Exercise aim: Answer with a number only: how many lines of the entries below contain the word "rack"?
======
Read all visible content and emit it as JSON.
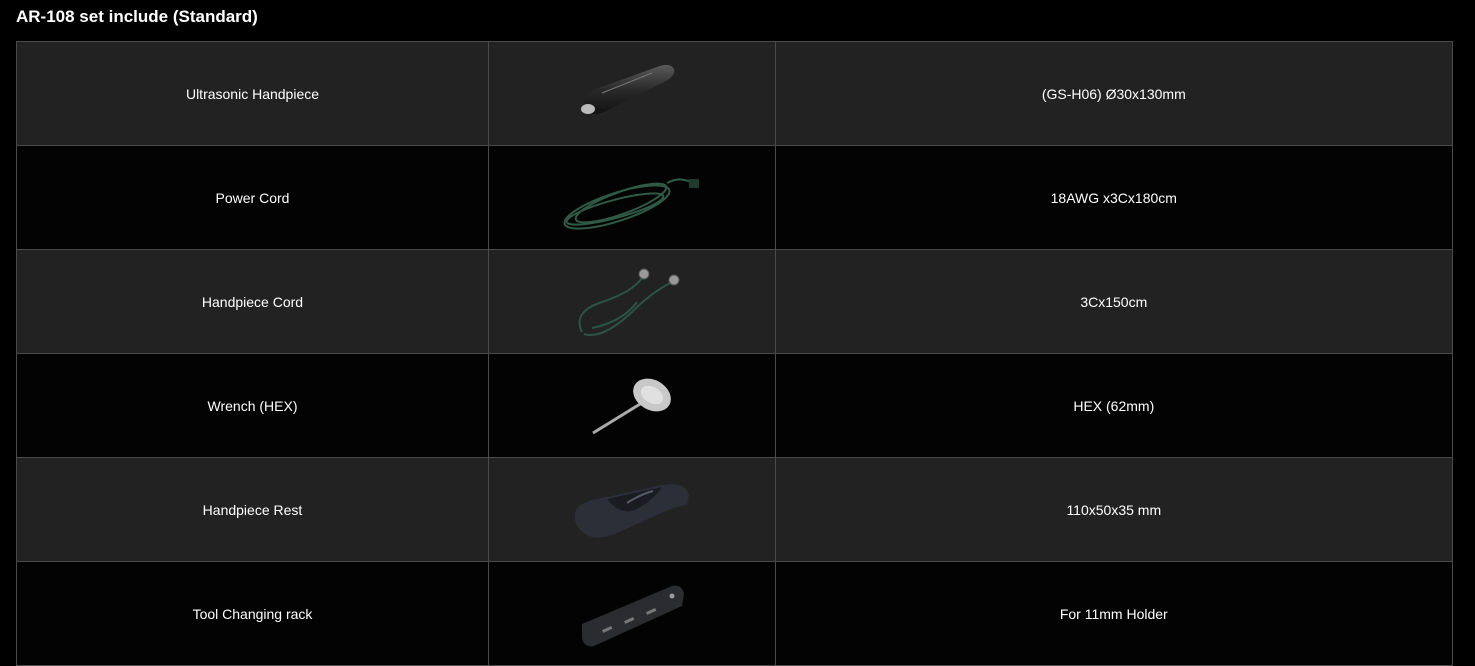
{
  "title": "AR-108 set include (Standard)",
  "items": [
    {
      "name": "Ultrasonic Handpiece",
      "spec": "(GS-H06) Ø30x130mm",
      "icon": "ultrasonic-handpiece-icon"
    },
    {
      "name": "Power Cord",
      "spec": "18AWG x3Cx180cm",
      "icon": "power-cord-icon"
    },
    {
      "name": "Handpiece Cord",
      "spec": "3Cx150cm",
      "icon": "handpiece-cord-icon"
    },
    {
      "name": "Wrench (HEX)",
      "spec": "HEX (62mm)",
      "icon": "hex-wrench-icon"
    },
    {
      "name": "Handpiece Rest",
      "spec": "110x50x35 mm",
      "icon": "handpiece-rest-icon"
    },
    {
      "name": "Tool Changing rack",
      "spec": "For 11mm Holder",
      "icon": "tool-changing-rack-icon"
    }
  ]
}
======
Task solution: 2